Maybe that’s why he also has bottles of wine on his desk. “Wholesalers send them all the time,’’ says Santo. He can pour the stuff into a Riedel glass that sits on his desk. Why is there an American Heart Association flier? “Employees have to take an anti-choke class and an allergen awareness class,’’ says Santo.
Donahue says those who want positive energy around a desk should clear it off and put things back on it “mindfully.’’ It’s OK if your desk gets messy, she says, but at the end of the day, it should be straightened out. “If it’s complete chaos,’’ she says, “then my bet is they’re experiencing a bit of that in their life every day.’’
So what does she keep on her own desk? A philodendron, a “treasure box’’ of gold, frankincense, and myrrh that her brother got her in Bahrain, a piece of amethyst “for prosperity,’’ and a photo of her husband and her in the back right corner: “That’s about partnership,’’ says Donahue, referring to the back right corner providing positive energy for a relationship. Each object is placed in a prime spot for optimal energy, she says.
Janet Powers’s desk is in Woburn, where she runs her online business divatoolbox.com, a network that connects professional women with potential clients. Powers herself followed Donahue’s advice regarding her desk.
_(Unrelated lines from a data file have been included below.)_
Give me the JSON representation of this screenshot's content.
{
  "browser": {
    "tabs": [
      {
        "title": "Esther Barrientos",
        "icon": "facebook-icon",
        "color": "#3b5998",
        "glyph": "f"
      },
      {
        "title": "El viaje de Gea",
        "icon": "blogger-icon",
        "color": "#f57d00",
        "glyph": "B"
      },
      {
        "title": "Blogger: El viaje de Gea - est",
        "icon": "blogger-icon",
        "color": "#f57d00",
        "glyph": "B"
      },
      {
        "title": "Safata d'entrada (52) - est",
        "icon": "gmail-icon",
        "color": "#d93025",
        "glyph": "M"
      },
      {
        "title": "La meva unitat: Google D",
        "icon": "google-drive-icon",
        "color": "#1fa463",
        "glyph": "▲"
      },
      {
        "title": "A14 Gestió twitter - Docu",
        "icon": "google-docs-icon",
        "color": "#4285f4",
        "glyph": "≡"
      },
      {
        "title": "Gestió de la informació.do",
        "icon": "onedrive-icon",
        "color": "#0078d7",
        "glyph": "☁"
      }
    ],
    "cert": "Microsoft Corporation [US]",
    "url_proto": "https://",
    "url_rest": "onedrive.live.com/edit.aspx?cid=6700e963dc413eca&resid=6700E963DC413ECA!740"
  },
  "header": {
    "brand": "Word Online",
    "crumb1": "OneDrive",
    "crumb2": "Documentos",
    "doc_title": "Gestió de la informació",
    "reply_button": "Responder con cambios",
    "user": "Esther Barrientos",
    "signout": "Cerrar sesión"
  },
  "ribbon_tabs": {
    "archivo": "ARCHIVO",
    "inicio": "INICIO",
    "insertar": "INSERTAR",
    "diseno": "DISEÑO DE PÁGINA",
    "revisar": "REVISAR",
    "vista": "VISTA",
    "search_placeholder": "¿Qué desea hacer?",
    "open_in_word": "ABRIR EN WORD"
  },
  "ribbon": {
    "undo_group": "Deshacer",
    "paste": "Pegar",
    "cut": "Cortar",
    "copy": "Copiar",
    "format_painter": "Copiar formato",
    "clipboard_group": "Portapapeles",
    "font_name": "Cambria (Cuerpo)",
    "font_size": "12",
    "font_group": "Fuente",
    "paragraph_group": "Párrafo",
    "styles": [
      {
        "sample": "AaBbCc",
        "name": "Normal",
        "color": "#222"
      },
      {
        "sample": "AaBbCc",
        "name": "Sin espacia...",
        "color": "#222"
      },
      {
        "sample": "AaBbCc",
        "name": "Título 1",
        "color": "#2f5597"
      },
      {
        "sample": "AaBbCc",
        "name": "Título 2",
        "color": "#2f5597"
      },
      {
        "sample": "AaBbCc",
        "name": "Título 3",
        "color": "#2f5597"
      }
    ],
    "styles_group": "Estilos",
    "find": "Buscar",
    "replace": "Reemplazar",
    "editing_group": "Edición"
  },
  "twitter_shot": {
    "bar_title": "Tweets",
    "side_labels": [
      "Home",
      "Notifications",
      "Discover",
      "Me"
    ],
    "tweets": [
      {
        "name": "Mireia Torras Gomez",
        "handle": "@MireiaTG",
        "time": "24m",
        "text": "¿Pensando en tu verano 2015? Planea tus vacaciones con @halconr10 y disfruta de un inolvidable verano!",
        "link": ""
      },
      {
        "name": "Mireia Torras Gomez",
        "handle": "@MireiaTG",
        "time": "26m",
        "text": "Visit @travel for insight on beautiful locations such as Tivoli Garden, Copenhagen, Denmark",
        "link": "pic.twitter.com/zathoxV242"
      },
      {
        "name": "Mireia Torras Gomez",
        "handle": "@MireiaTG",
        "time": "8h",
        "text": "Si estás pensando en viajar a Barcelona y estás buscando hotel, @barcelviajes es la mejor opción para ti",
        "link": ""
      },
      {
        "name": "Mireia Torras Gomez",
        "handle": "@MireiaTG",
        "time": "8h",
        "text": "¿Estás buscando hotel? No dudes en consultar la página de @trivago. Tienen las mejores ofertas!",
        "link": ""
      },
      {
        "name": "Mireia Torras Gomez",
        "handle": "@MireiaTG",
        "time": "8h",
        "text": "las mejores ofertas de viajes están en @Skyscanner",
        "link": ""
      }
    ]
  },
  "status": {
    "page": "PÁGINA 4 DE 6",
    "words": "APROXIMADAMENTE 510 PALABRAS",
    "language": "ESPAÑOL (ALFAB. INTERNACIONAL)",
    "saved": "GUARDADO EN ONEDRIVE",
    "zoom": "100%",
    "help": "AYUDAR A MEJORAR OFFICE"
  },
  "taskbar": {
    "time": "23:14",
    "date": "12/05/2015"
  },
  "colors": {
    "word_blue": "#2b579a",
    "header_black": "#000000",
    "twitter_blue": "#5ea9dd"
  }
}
In feng shui, red is a symbol of wealth and prosperity, so she keeps a red bowl on her desk, and she drops loose change into it daily “so that my wealth builds.’’ She also has tied nine red strings around her portable phone’s antenna to make her phone ring.
Well, have the red bowl and red strings helped? Powers says her business has grown and her phone does ring. “I like red, it’s pretty. So what the heck, what have I got to lose?’’ She adds with a chuckle: “I’m petrified to take the red strings off because my phone might stop ringing.’’
Colette Phillips also relies on a bit of feng shui in her office. Phillips, who started her own public relations firm 25 years ago, has a three-legged wooden frog on her desk — “in Chinese culture, it’s good luck’’ — and this one has a penny in its mouth. Has it worked? “I figure when I started my company, Wang and Digital were in business. They’re not in existence anymore, and I am, so the frog must be working.’’
Phillips also keeps photos of her parents, who also were entrepreneurs, on her desk. And there’s a silver cube inscribed with what she calls the core values necessary for a PR business, including “teamwork,’’ “positive values,’’ and “integrity.’’
If Eric Reeves, an expert on Darfur, ever needs to be inspired at his desk, his eyes linger on a photo. It’s a distant shot of a young boy sitting alone in the middle of a desert in eastern Chad. Reeves, an English professor at Smith College, has spent countless hours in the past dozen years studying and writing about Sudan and the Darfur genocide.
He’s been to Sudan and has seen thousands of photographs of the suffering there. “But this picture of the boy is the one that moves me most,’’ says Reeves. “I try to imagine what it’s like to be a 6-year-old in the middle of a desert by himself. I imagine him looking toward Darfur. He may be an orphan.’’
Reeves has undergone his own suffering, battling leukemia since 2003. “Pictures like this boy remind me that things have been tough indeed but it’s been a lot tougher for a lot more people in Sudan,’’ he says.
When Joan Parker had her husband cremated, as was his request, she and their two sons thought about cremating Teddy and putting its ashes with those of its rightful owner. “But we couldn’t bear it,’’ says Parker. “We had gotten so used to him, we decided what Bob would want was for Teddy to stay right here on his desk.’’
Bella English can be reached at firstname.lastname@example.org.